12-year-old Cyrus Creasy won the U-14 race at the Mammoth Biathlon on Saturday. FYI, biathlon is a sport that combines cross-country skiing and target shooting. Competitors in the U-14 division skied three laps around a 1.25 kilometer course, and after the first and second laps stopped to shoot targets at a distance of 25 meters, prone, with a .22 bolt action rifle designed for the biathlon.
Staying cool under duress is the game. Competitors must shoot accurately while their hearts beat furiously and their lungs burn in cold air. For each missed shot they must ski a short penalty lap.
Creasy didn’t just win the U-14 race; he dominated. His time of 14:58 was 3 minutes ahead of second place.
Rather than sit on his laurels Creasy decided to come back two hours later and race in the U-16 division. The U-16 race was the same distance as the open adult division: three laps around a two kilometer course and two times target shooting at 50 meters, once prone and once standing.
He won that too, and in the process put up the fastest time of the day for the 6 kilometer course, 23:50. The fastest adult of the day was 57-year-old Jeffrey Byberg at 25:31.
So how did a 12-year-old become skiing and shooting stud?

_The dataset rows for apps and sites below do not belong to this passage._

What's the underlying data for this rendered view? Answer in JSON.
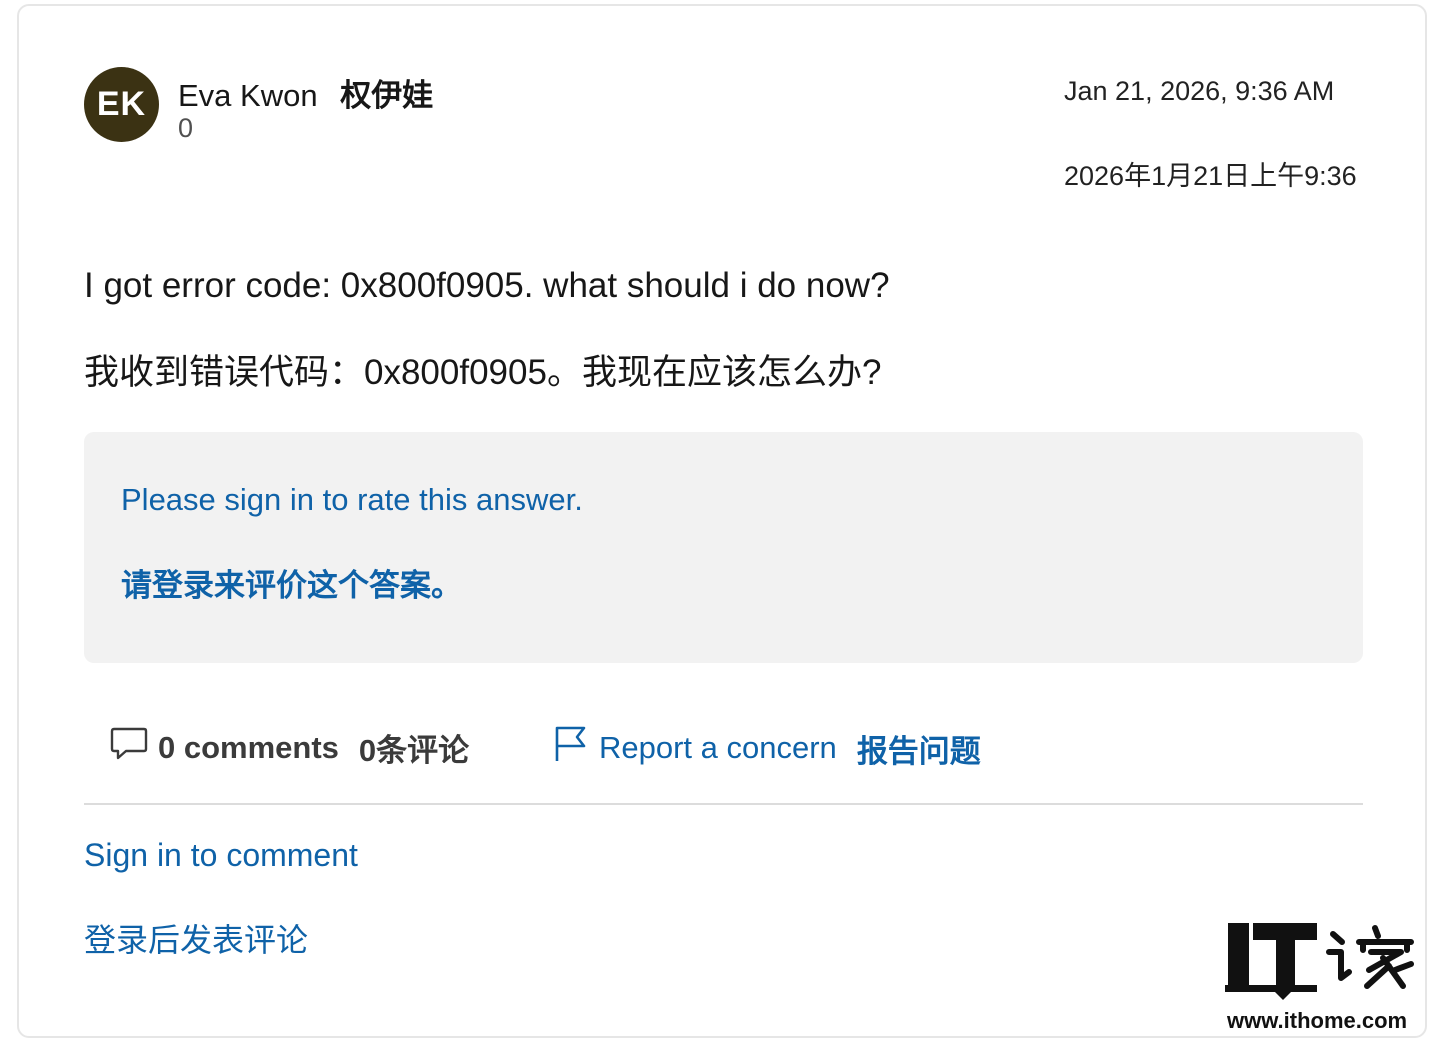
{
  "author": {
    "initials": "EK",
    "name_en": "Eva Kwon",
    "name_cn": "权伊娃",
    "reputation": "0"
  },
  "timestamp": {
    "en": "Jan 21, 2026, 9:36 AM",
    "cn": "2026年1月21日上午9:36"
  },
  "body": {
    "en": "I got error code: 0x800f0905. what should i do now?",
    "cn": "我收到错误代码：0x800f0905。我现在应该怎么办?"
  },
  "rate_box": {
    "en": "Please sign in to rate this answer.",
    "cn": "请登录来评价这个答案。"
  },
  "actions": {
    "comments_en": "0 comments",
    "comments_cn": "0条评论",
    "report_en": "Report a concern",
    "report_cn": "报告问题"
  },
  "sign_in": {
    "en": "Sign in to comment",
    "cn": "登录后发表评论"
  },
  "watermark": {
    "url": "www.ithome.com"
  },
  "colors": {
    "link": "#0f62a8",
    "avatar_bg": "#3b3213",
    "rate_box_bg": "#f2f2f2"
  }
}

Creasy has been skiing for, in his words, “Ever since I could.” His parents would take him out in a sled that they towed behind them as they skied. Around the age of five, he strapped on his first nordic skis.
He has come up through the Mammoth Middle School cross-country ski team, coached by Kathi Kirkeby. He also competes for a “Comp Team,” which travels to Far West Competitions. The Comp Team was created by Nancy Fiddler. Fiddler was an Olympian in cross country skiing for the U.S. in 1988 and 1992.
She has phased herself out of coaching, but continues to volunteer with the middle and high school skiers one day a week.
“Right now we have a really great group of middle school skiers who love racing and training,” Fiddler said.
The middle school team finished third at the California State Championships. With six athletes on the team, they were the smallest group at the race. Tahoe teams are on average much larger than the Mammoth group. The Auburn Ski Club is massive. Mammoth also only had seventh graders competing.
Creasy personally finished fifth place at almost every competition. He would lose to the same four athletes, three 8th graders, two of whom are “crazy fast,” and one of whom is Norwegian (a genetic advantage); and one 7th grader. Creasy’s short term goal is to beat that seventh grader and become the top middle schooler in the state. The mark’s name is Azure Sanchez, and he skis for Auburn.
Creasy’s long term goal is simple: “I want to be an Olympian.”
As a cross-country skier or a biathlete? Both, he says.
The biathlon for Creasy is more of a side gig. He says that it’s pretty much the same as cross-country skiing. He only practiced shooting three times before the Mammoth Biathlon.
“I didn’t shoot that well in my second race,” he said. “We didn’t practice shooting at 50 meters so I was kinda winging it … I said, ‘You know what, I’m just gonna shoot as fast as I can and do penalty laps.’”
He says he wants to travel to more competitive biathlons in the coming years.
Coach Fiddler says that the future is bright for Mammoth Nordic.
“All the kids I work with are exceptional. You could ask them to ski off a cliff and they would do it for you,” she said.
The middle schoolers have this group feeling that is fun to be around. They are really good friends. They take care of each other … It restores my faith in humanity to work with these kids.”